══ DATA FOR PROCESSING
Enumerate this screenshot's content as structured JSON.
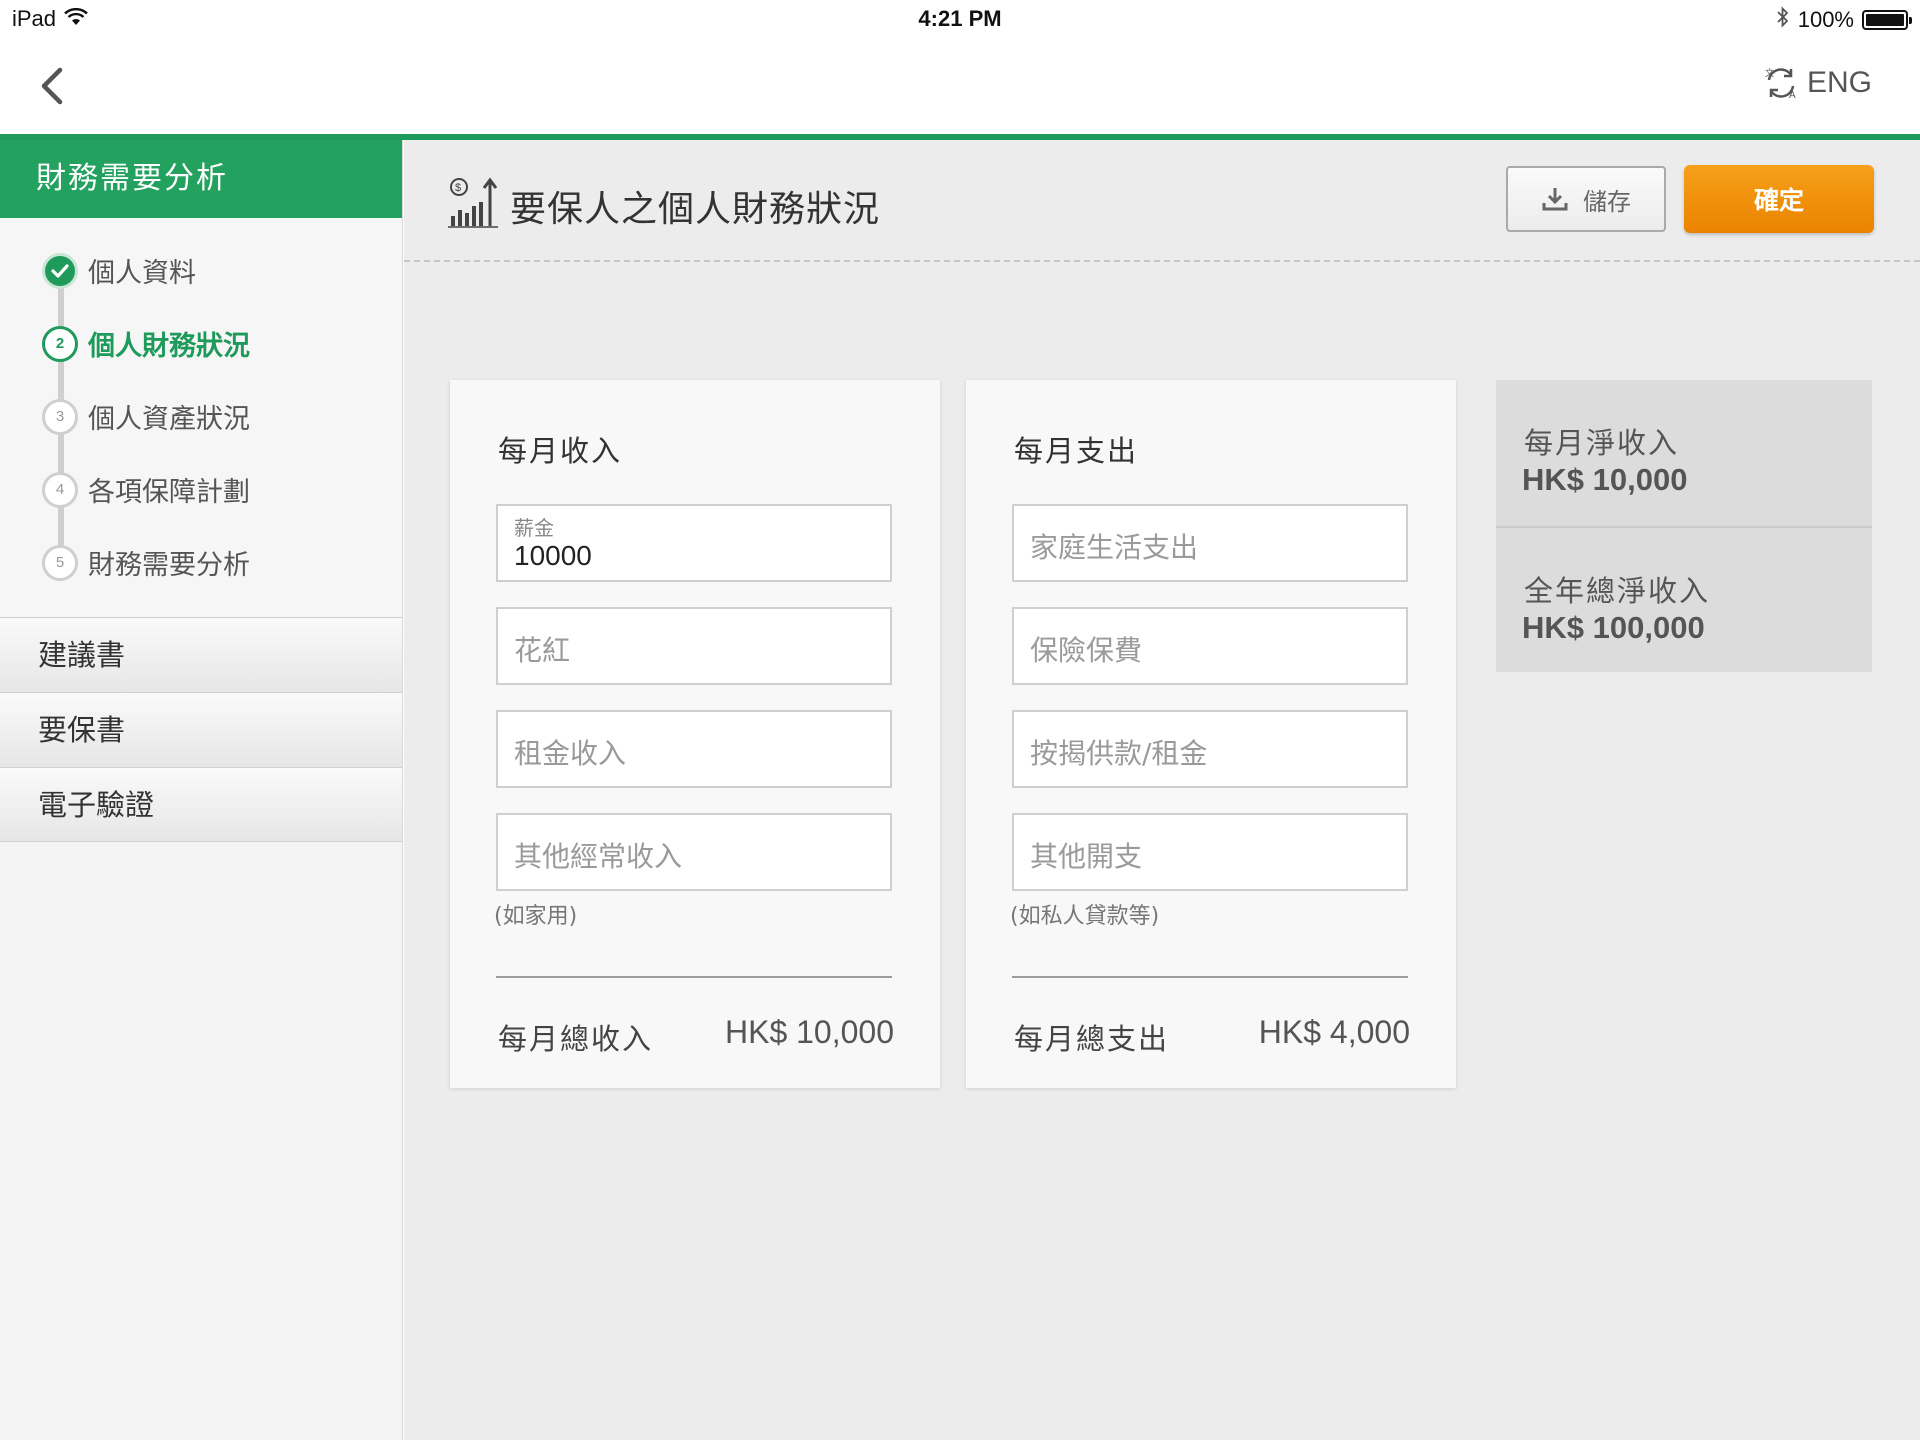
{
  "status_bar": {
    "device": "iPad",
    "time": "4:21 PM",
    "battery": "100%"
  },
  "nav": {
    "lang_label": "ENG"
  },
  "sidebar": {
    "title": "財務需要分析",
    "steps": [
      {
        "number": "1",
        "label": "個人資料",
        "state": "done"
      },
      {
        "number": "2",
        "label": "個人財務狀況",
        "state": "active"
      },
      {
        "number": "3",
        "label": "個人資產狀況",
        "state": "pending"
      },
      {
        "number": "4",
        "label": "各項保障計劃",
        "state": "pending"
      },
      {
        "number": "5",
        "label": "財務需要分析",
        "state": "pending"
      }
    ],
    "sections": [
      "建議書",
      "要保書",
      "電子驗證"
    ]
  },
  "header": {
    "title": "要保人之個人財務狀況",
    "save_label": "儲存",
    "confirm_label": "確定"
  },
  "income": {
    "title": "每月收入",
    "fields": [
      {
        "label": "薪金",
        "value": "10000",
        "placeholder": "薪金"
      },
      {
        "placeholder": "花紅"
      },
      {
        "placeholder": "租金收入"
      },
      {
        "placeholder": "其他經常收入"
      }
    ],
    "note": "(如家用)",
    "total_label": "每月總收入",
    "total_value": "HK$ 10,000"
  },
  "expense": {
    "title": "每月支出",
    "fields": [
      {
        "placeholder": "家庭生活支出"
      },
      {
        "placeholder": "保險保費"
      },
      {
        "placeholder": "按揭供款/租金"
      },
      {
        "placeholder": "其他開支"
      }
    ],
    "note": "(如私人貸款等)",
    "total_label": "每月總支出",
    "total_value": "HK$ 4,000"
  },
  "summary": [
    {
      "label": "每月淨收入",
      "value": "HK$ 10,000"
    },
    {
      "label": "全年總淨收入",
      "value": "HK$ 100,000"
    }
  ],
  "colors": {
    "brand_green": "#1e9b5b",
    "confirm_orange": "#f08c0a"
  },
  "icons": [
    "wifi-icon",
    "bluetooth-icon",
    "battery-icon",
    "back-chevron-icon",
    "language-switch-icon",
    "check-icon",
    "finance-chart-icon",
    "download-icon"
  ]
}
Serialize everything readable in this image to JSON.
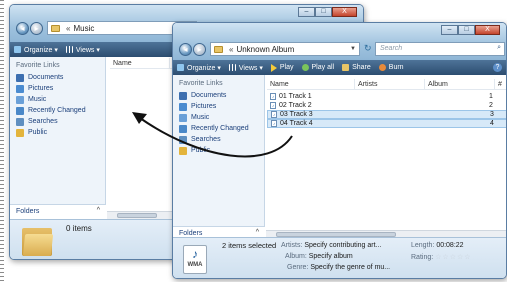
{
  "back_window": {
    "address": {
      "chevron": "«",
      "folder": "Music"
    },
    "caption": {
      "minimize": "–",
      "maximize": "□",
      "close": "X"
    },
    "toolbar": {
      "organize": "Organize ▾",
      "views": "Views ▾"
    },
    "nav_pane": {
      "header": "Favorite Links",
      "items": [
        {
          "label": "Documents",
          "icon": "documents-icon",
          "color": "#3d6fb0"
        },
        {
          "label": "Pictures",
          "icon": "pictures-icon",
          "color": "#4a8bd0"
        },
        {
          "label": "Music",
          "icon": "music-icon",
          "color": "#6aa0d8"
        },
        {
          "label": "Recently Changed",
          "icon": "recently-changed-icon",
          "color": "#4a88c8"
        },
        {
          "label": "Searches",
          "icon": "searches-icon",
          "color": "#5f8fc0"
        },
        {
          "label": "Public",
          "icon": "public-icon",
          "color": "#e3b43c"
        }
      ]
    },
    "folders_label": "Folders",
    "folders_caret": "^",
    "column_name": "Name",
    "status": "0 items"
  },
  "front_window": {
    "address": {
      "chevron": "«",
      "folder": "Unknown Album"
    },
    "caption": {
      "minimize": "–",
      "maximize": "□",
      "close": "X"
    },
    "search_placeholder": "Search",
    "toolbar": {
      "organize": "Organize ▾",
      "views": "Views ▾",
      "play": "Play",
      "play_all": "Play all",
      "share": "Share",
      "burn": "Burn",
      "help": "?"
    },
    "nav_pane": {
      "header": "Favorite Links",
      "items": [
        {
          "label": "Documents",
          "icon": "documents-icon",
          "color": "#3d6fb0"
        },
        {
          "label": "Pictures",
          "icon": "pictures-icon",
          "color": "#4a8bd0"
        },
        {
          "label": "Music",
          "icon": "music-icon",
          "color": "#6aa0d8"
        },
        {
          "label": "Recently Changed",
          "icon": "recently-changed-icon",
          "color": "#4a88c8"
        },
        {
          "label": "Searches",
          "icon": "searches-icon",
          "color": "#5f8fc0"
        },
        {
          "label": "Public",
          "icon": "public-icon",
          "color": "#e3b43c"
        }
      ]
    },
    "folders_label": "Folders",
    "folders_caret": "^",
    "columns": [
      "Name",
      "Artists",
      "Album",
      "#"
    ],
    "tracks": [
      {
        "name": "01 Track 1",
        "num": "1",
        "selected": false
      },
      {
        "name": "02 Track 2",
        "num": "2",
        "selected": false
      },
      {
        "name": "03 Track 3",
        "num": "3",
        "selected": true
      },
      {
        "name": "04 Track 4",
        "num": "4",
        "selected": true
      }
    ],
    "details": {
      "selected_count": "2 items selected",
      "artists_key": "Artists:",
      "artists_val": "Specify contributing art...",
      "length_key": "Length:",
      "length_val": "00:08:22",
      "album_key": "Album:",
      "album_val": "Specify album",
      "rating_key": "Rating:",
      "rating_stars": "☆☆☆☆☆",
      "genre_key": "Genre:",
      "genre_val": "Specify the genre of mu...",
      "file_type": "WMA"
    }
  }
}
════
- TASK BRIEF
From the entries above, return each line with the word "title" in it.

- TASK RESPONSE
    "title": "財務需要分析",
    "title": "要保人之個人財務狀況",
    "title": "每月收入",
    "title": "每月支出",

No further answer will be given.